The Expository Reading and Writing Course (ERWC) is a High School English class that leverages high interest, non-fiction text and rhetoric to prepare students for the rigors of college reading and writing demands.
In the current assessment landscape for California, students need to score a Standard Exceeded on the ELA CAASP (Smarter Balanced) or receive a 3 or higher on an AP English exam in 11th Grade in order to be “College Ready” and skip the Early Placement Test for CSU and UC Admissions. Here is a graphic:
Students have an opportunity to be “Conditionally Ready” if they take the ERWC as their senior English class and receive a “C” or better. This is HUGE for many students.

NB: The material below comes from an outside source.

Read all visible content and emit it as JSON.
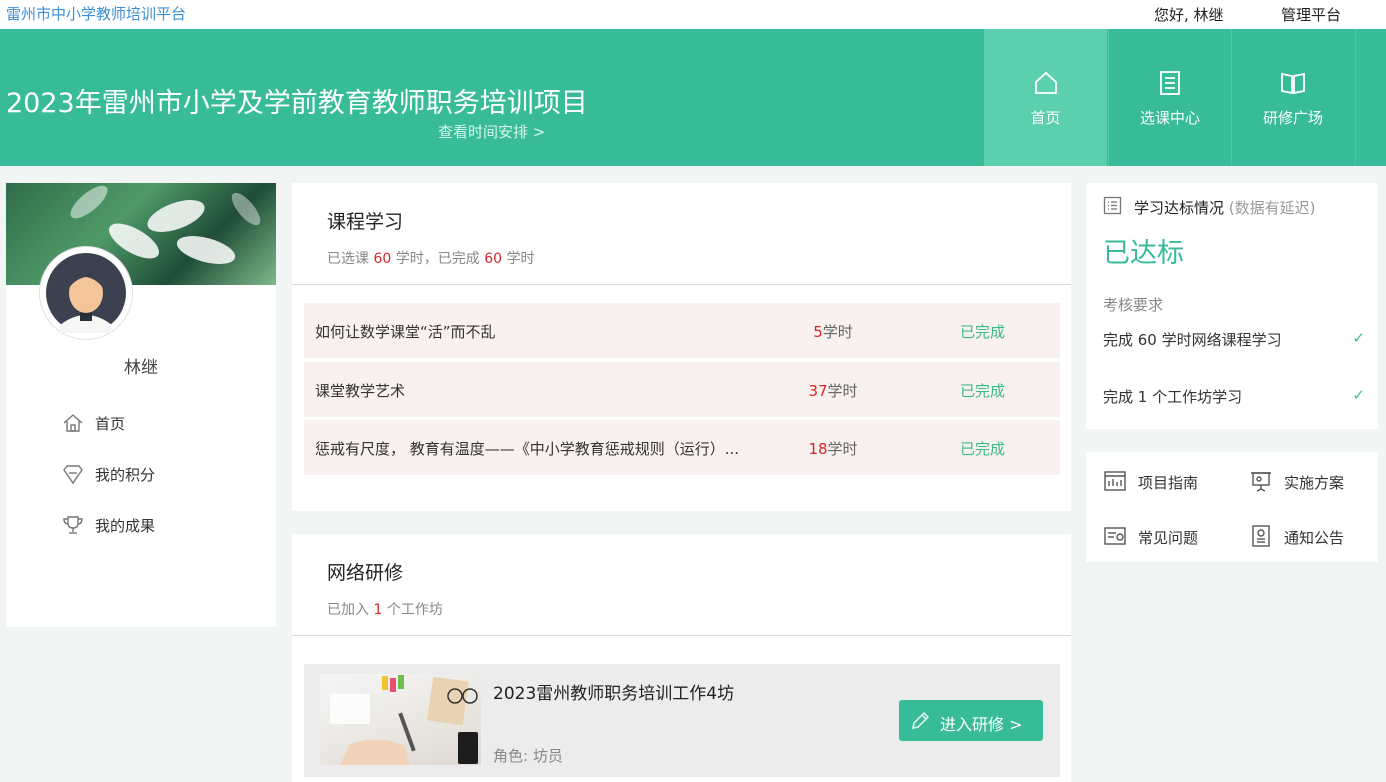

A Best Practice Catalyst Card is a half sheet sized card that has a strategic and digestable amount of new content on it to share during professional development, team meetings or in a coaching session. The Best Practice Catalyst Card focuses the work, acts as a conversation starter, can manage overwhelm and provides formative assessment of knowledge about the new best practice. Paying attention to what works allows us to #Design4Depth
Here is an example that addresses best practices for English Learners:

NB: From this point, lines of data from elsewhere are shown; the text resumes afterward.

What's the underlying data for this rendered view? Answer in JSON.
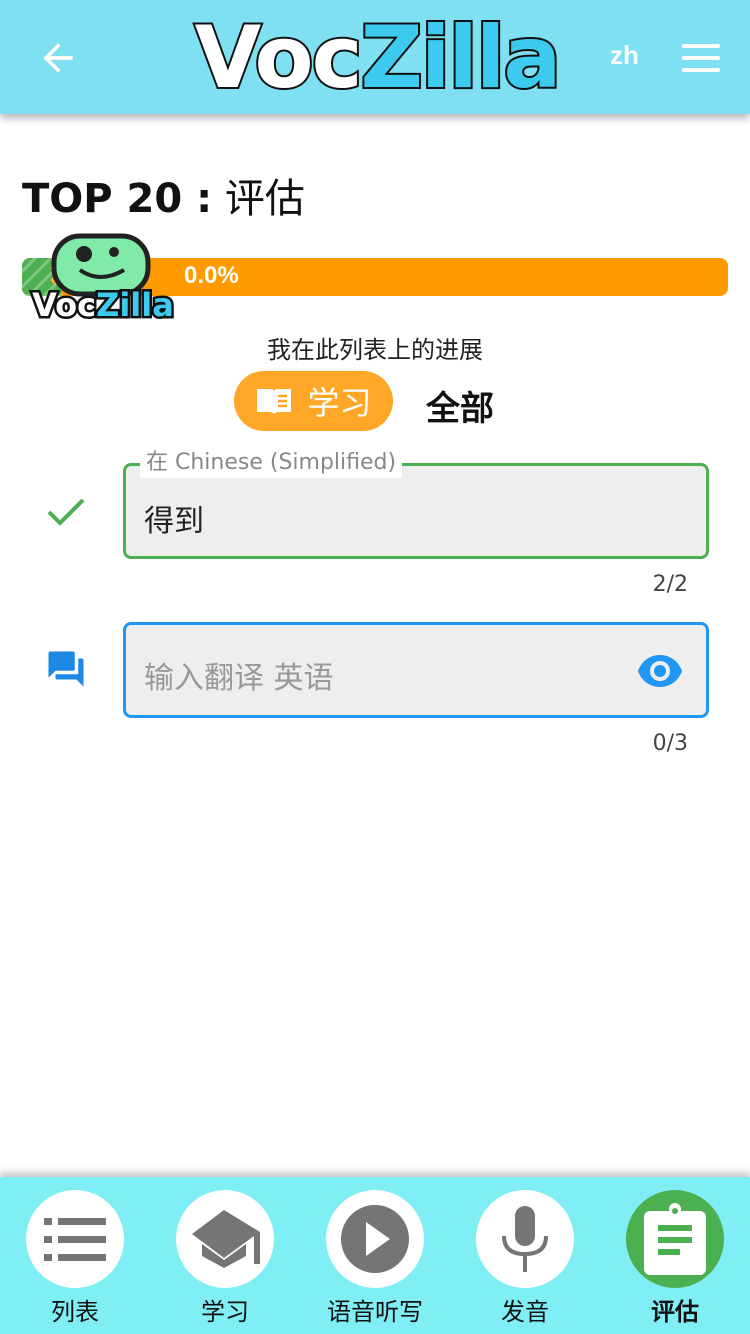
{
  "header": {
    "logo": "VocZilla",
    "logo_a": "Voc",
    "logo_b": "Zilla",
    "lang": "zh"
  },
  "title": {
    "prefix": "TOP 20 :",
    "suffix": "评估"
  },
  "progress": {
    "value": 0.0,
    "label": "0.0%",
    "caption": "我在此列表上的进展"
  },
  "filters": {
    "learn": "学习",
    "all": "全部"
  },
  "fields": [
    {
      "legend": "在 Chinese (Simplified)",
      "value": "得到",
      "count": "2/2"
    },
    {
      "placeholder": "输入翻译 英语",
      "count": "0/3"
    }
  ],
  "nav": [
    {
      "label": "列表"
    },
    {
      "label": "学习"
    },
    {
      "label": "语音听写"
    },
    {
      "label": "发音"
    },
    {
      "label": "评估"
    }
  ],
  "colors": {
    "accent": "#7ee0f0",
    "progress": "#ff9a00",
    "success": "#4caf50",
    "focus": "#2196f3"
  }
}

In an attempt to address the proliferation of struggling students in our test driven school culture, many school districts have been re-looking at their retention policies. Some argue that retaining kids and having them repeat a grade gives students more time to learn the basics while others argue that retention does more harm than good. Studies show that if a student has not learned to read by the end of 3rd grade they will most likely be a struggling reader for years to come. As the curriculum shifts from early literacy – learning to read, to using reading to learn, many students fall behind. This is often referred to as the “Mathew Effect” or the “4th grade slump.” This phenomenon is even more prevalent for our English Learners who get stuck at the “intermediate plateau,” that is they stay at the Intermediate level of English proficiency for their entire academic career and are sometimes referred to as “lifers.” So is retaining students until they learn to read a good strategy? What about early math proficiency?

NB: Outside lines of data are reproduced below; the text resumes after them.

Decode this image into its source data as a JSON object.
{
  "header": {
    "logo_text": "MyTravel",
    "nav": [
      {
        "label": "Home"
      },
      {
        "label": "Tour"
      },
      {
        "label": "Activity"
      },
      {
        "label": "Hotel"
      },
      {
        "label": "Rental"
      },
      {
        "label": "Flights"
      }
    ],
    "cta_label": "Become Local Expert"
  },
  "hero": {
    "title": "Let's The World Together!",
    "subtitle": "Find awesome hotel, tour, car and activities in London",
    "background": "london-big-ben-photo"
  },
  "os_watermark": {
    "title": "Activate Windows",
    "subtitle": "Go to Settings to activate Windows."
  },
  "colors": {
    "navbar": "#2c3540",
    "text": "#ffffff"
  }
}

The jury is still out but there is compelling information to guide our thinking. Most agree that if you are going to retain a student, do it early. First graders are more flexible and kind to their peers than say fourth graders. The idea is that younger students will experience fewer stigmas than older ones. Students who repeat first grade do seem to become more fluent when given the extra year to catch up. But as students progress through the grades, these same students seem to lose ground. The stigma kids face when “left behind” or “repeating” is very real and can have lasting consequences like low self-esteem and dis-engagement from school. Teacher’s attitudes towards children who are retained, while well intentioned, are often skewed. Teachers often lower expectations for retained students, which contributes to further declines in achievement.
So if we don’t retain children who are behind what can we do? We can differentiate our instruction and target skill development for students who need an extra boost. We can create an apprenticeship classroom where students who are proficient can mentor and model for those who are not quite there. We can use Response to Intervention (RTI) inquiry teams to figure out why some students are successful and develop systems of support so students don’t fall through the cracks.
We need to find better ways to meet the needs of all the kids in the room. Retention may temporarily solve a problem and be convenient for grown ups but we need to make substantive changes to curriculum and instruction based on what works for all kids before they get too far behind. To use a metaphor from medicine, we need to stop performing autopsies and focus on preventative care. Big time!